- Religious Travel
2 more images
We were staying in the Carcassonne area and had left our daughter at the airport in Toulouse. We decided a day in the country might be relaxing so we drove to Alet-les-Bains. We toured the beautiful Abbey and walked through the village snapping photos.
Lunch approached and nothing appeared to be open. We remembered we had passed this hotel-restaurant walking from the car park to the Abbey so we walked back and it was open. The day was perfect and we took a table under a large tree by the Aude River. Life is good.
The ambience and service were wonderful and we even had a bit of local character during dessert. They have a resident cat who leaves tourists alone but is a bit too friendly with the owner's chickens. At one point a waiter went tearing through the front garden after the cat who had taken aim at a chicken peacefully pecking away at whatever chickens eat. The chicken was saved and the cat banished. It was quite exciting.
Favorite Dish: Favorite Dish: Here is my journal entry for the day:
We sat on their lovely terrace shaded by huge trees and warmed by a friendly yellow tom cat. We ordered the 18 euro menu (no choices) and started with a fabulous crudité platter to share containing two generous slices of melt-in-your-mouth foie gras and two shredded vegetables in marinade. Next came a crock of “Basque” chicken, four generous pieces of chicken baked with autumn vegetables . . . yum . . . and accompanied by very thin, crisp frites.

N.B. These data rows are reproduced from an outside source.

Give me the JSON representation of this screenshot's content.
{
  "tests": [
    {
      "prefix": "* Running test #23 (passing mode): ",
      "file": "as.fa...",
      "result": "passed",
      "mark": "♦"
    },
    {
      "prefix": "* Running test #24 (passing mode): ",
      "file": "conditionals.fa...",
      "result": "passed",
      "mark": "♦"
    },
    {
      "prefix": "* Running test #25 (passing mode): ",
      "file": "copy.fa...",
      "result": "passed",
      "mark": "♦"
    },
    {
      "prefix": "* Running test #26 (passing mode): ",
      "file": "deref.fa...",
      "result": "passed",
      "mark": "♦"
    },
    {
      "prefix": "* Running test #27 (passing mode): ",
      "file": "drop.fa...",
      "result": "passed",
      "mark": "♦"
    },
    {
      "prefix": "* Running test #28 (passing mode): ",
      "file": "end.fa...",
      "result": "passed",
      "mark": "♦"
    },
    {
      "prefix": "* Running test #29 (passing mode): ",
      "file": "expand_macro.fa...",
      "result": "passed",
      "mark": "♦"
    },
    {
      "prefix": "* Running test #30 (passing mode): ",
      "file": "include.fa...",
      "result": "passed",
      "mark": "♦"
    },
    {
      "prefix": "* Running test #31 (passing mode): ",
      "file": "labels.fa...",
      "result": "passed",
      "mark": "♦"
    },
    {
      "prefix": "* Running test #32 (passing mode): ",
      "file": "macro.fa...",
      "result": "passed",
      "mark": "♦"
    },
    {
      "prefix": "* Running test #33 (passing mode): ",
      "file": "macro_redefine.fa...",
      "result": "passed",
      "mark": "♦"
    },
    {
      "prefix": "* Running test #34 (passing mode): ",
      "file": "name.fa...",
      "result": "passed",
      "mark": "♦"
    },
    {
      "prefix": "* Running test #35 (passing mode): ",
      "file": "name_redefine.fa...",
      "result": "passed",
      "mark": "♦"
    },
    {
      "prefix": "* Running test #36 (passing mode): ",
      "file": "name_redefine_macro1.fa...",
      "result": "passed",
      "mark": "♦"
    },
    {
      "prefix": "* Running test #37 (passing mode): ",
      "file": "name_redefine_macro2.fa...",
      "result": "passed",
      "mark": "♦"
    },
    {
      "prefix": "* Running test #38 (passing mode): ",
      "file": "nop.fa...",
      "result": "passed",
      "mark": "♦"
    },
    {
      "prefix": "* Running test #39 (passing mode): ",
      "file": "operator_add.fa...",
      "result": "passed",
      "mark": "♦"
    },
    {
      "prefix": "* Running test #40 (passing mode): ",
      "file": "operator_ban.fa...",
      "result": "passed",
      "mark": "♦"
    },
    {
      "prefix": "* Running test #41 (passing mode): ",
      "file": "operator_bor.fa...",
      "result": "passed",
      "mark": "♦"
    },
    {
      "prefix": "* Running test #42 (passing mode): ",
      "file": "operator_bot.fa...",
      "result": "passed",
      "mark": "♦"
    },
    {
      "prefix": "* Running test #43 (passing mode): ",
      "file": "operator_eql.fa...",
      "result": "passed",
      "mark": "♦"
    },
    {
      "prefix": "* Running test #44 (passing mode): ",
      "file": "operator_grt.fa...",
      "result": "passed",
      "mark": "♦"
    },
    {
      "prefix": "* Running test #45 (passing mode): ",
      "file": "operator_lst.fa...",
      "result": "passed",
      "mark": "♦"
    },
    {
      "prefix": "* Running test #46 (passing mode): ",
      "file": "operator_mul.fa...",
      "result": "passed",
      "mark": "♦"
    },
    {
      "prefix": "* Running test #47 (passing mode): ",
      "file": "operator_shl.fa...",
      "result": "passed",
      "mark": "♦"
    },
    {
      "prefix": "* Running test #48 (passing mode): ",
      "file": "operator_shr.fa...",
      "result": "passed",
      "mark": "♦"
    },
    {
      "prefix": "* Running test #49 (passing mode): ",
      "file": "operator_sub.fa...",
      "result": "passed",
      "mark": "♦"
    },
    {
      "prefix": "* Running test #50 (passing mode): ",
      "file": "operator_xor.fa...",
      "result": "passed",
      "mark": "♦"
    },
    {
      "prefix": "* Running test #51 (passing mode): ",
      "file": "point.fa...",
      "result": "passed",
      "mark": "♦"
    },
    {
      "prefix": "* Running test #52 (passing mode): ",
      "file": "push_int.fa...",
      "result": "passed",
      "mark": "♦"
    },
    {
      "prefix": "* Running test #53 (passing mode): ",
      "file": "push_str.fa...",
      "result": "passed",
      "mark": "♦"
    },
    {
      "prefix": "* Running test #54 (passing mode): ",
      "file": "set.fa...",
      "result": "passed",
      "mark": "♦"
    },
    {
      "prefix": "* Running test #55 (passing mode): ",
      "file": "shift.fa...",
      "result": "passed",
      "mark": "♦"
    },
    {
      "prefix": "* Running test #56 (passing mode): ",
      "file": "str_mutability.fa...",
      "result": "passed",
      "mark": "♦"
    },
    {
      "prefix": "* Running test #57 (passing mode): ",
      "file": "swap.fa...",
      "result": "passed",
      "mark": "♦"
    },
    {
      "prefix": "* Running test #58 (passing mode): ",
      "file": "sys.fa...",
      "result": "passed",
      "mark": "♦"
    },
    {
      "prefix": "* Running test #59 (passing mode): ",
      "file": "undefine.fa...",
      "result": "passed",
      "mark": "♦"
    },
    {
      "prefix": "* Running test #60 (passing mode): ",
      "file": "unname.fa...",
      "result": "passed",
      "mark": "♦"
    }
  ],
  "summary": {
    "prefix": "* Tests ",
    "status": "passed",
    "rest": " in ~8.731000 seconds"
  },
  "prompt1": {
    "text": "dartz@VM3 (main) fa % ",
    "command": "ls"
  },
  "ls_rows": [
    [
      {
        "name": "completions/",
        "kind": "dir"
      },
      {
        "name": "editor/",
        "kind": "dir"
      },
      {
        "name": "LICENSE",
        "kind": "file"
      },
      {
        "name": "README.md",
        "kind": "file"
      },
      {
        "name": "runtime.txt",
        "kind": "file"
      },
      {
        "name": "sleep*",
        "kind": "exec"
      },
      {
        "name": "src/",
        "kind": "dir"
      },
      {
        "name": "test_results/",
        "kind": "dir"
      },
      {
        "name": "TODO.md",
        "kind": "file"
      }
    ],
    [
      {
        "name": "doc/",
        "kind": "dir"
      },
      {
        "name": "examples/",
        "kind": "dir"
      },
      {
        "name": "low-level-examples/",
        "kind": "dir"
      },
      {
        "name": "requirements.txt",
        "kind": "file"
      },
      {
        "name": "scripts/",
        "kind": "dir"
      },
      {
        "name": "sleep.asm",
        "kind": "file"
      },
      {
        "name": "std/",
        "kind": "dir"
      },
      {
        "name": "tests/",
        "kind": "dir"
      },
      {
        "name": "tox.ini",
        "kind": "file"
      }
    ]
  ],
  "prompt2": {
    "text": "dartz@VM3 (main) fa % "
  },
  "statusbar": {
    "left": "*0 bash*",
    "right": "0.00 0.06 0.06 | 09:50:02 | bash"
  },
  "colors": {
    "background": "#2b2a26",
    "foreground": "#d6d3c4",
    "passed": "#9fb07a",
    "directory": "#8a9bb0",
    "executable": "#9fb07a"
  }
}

We had ice cream from a selection of about eight desserts and it was topped with a very light meringue. Delicious and in a perfect setting.Related to:
- Historical Travel
- Arts and Culture
- Road Trip
The best way to get to Alet les Bains on public transportation is with the bus that runs between Quillan and Limoux. The trip takes about 40 minutes from end of the line to the other and passes through mostly small towns. The bus will drop you on on D 118 at the entrance to the town, just cross the bridge and you are there.
Please note- this bus also runs on weekends, however, you will want to check the bus schedules in advance for times as it does have limited service on weekends.
Bus line number is 53- runs between Axat and CarcassonneRelated to:
- Budget Travel
- Road Trip
Alet-les-Bains Local Customs
I was coming into Alet les Bains and spotted this memorial near the bus stop.
to the Spanish guerilleros (FFI) of the Aude who died for France.
The FFI was the Forces Françaises de l'Intérieur, resistance forces at the end of World War II. As France was liberated, these forces were absorbed into the regular French military.
This memorial was interesting in that it acknowledged the contributions of Spaniards. As you may know, there are good numbers of Spaniards who have lived in this part of France for several generations now. Many came following the Spanish Civil War, others came later during the Franco Regime. During World War II there were some bands of Maquis (resistance fighters) that were composed entirely of left wing veterans of the Spanish Civil War.
Interestingly, just down the road is the memorial to US 1st Lt Paul Swank, who died at this place leading an American operation. Apparently, the area around Carcassonne was important to German supply lines.
For more on the war in this area:
- Historical Travel